Exercise requirements: Determine the number of lines in the listing below that hold the word "name". Write the number alone.
┏━━
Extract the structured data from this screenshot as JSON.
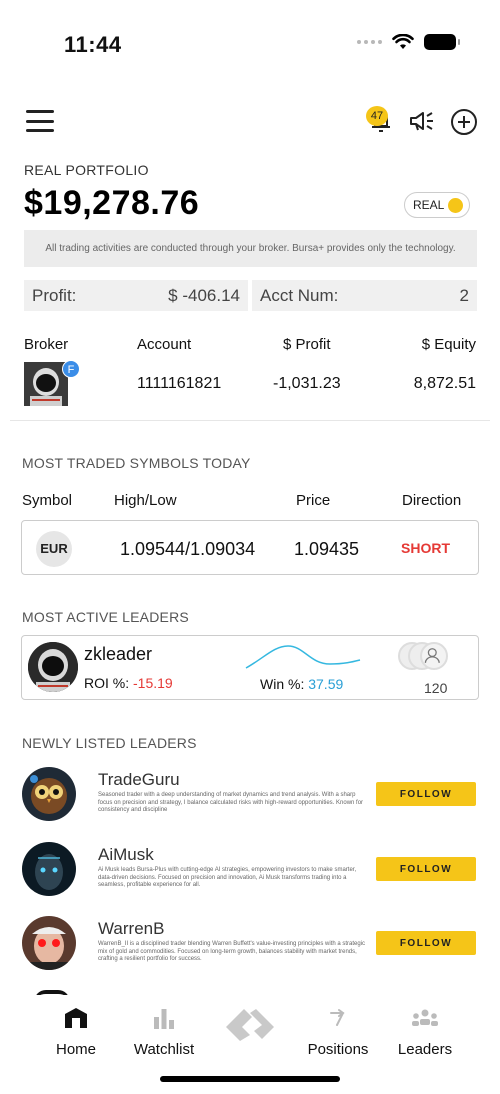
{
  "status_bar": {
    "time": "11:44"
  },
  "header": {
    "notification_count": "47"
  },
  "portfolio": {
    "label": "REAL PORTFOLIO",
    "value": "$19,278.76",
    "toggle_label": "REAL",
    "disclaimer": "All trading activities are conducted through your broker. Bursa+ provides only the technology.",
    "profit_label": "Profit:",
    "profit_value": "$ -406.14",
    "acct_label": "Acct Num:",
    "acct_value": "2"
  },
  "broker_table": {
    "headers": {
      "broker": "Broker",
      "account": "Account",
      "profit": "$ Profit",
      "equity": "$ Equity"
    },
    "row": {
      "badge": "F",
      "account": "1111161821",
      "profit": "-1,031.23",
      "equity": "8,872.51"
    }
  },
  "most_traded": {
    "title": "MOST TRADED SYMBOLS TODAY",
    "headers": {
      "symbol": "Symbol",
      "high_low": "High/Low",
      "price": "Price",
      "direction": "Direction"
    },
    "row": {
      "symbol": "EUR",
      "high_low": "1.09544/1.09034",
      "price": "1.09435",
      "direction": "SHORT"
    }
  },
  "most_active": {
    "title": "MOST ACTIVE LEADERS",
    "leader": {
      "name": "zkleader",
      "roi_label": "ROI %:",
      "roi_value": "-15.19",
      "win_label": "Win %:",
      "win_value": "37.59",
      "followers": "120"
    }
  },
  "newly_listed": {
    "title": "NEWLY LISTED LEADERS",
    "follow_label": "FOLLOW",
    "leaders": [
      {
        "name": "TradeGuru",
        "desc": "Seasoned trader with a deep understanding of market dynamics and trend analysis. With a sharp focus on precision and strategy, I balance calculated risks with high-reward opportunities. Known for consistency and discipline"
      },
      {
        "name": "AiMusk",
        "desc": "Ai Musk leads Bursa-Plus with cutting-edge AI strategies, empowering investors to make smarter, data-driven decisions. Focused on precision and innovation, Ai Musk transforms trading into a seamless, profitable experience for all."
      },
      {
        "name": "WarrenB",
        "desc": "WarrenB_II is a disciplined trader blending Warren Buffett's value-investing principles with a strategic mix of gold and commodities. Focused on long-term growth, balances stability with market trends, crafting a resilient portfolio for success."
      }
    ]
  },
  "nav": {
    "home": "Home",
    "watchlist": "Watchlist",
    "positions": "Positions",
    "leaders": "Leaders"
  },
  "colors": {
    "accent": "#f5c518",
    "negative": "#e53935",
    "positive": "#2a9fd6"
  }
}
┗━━
Output of the exercise: 4